There are already calls for Europe to learn the lesson of the debacle of the past week and once and for all commit to equipping itself with the ability to project force collectively and autonomously. The reaction reflects a sense of betrayal that is real. The four years of Donald Trump’s presidency, after all, were supposed to be an aberration. Biden’s promise that “America is back” now takes on a different connotation, with room for interpretation about which America he is referring to.
But the damage to trans-Atlantic ties is unlikely to endure, for the simple reason that Europeans have no real alternative to the U.S. security umbrella, and they show no real interest in providing one for themselves. The reality is that Europe is likely to learn an altogether different lesson from the Afghanistan war, namely that it is better off not venturing out into the world in search of demons to fight—and nations to build.
This is all the more probable given the radical changes that Europe has undergone in the 20 years since the beginning of the war in Afghanistan. For the first decade thereafter, the EU portrayed itself as a different and novel kind of global power, one that advanced its interests by the force of attraction rather than coercion, based on openness and integration within, and engagement without. That changed markedly in the years following the European debt crisis, but even so, when Hungarian Prime Minister Viktor Orban first sealed his country’s borders to asylum-seekers at the height of the 2015 migration crisis, the initial reaction across most of Europe was outrage.
Fast forward six years and, as Aris Roussinos noted recently, building walls is now Europe’s first instinct when it comes to addressing migration. That is almost certain to be the reaction to the outflow of Afghans fleeing Taliban rule that will soon begin arriving at Europe’s frontiers.
A decade and more ago, former French Foreign Minister Hubert Vedrine was fond of saying, “Europe must choose between becoming a global power or an enormous Switzerland.” At the time, when the promise of globalization seemed like a worthy prize to defend against the transnational threats emerging from fragile states like Afghanistan at the periphery, the choice seemed obvious: Europe must relearn the language of hard power.
In the aftermath of the collective Western failures in Iraq, Libya, Somalia, the Sahel, the Central African Republic and now Afghanistan, and in a moment when the biggest transnational threat—climate change—has emerged not from the periphery, but from the heart of the developed West, there is less enthusiasm for shaping distant events by force of arms. A more likely scenario, then, is the emergence of a walled-off Fortress Europe, one that opens its gates to business travelers and wealthy tourists, but few others.

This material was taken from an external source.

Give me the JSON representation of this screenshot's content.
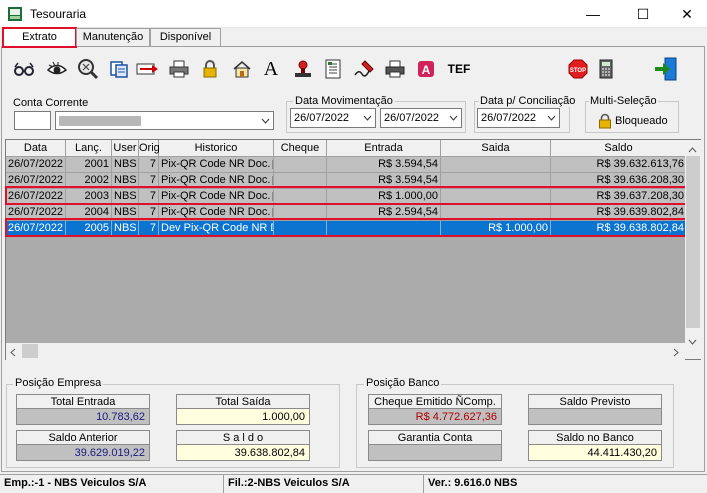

If so, Afghanistan will not have been the sole cause, or even perhaps the most important one. But it certainly contributed to Europe’s transformation from a power seeking to attract and even heal the world, to a power seeking to protect itself from the world.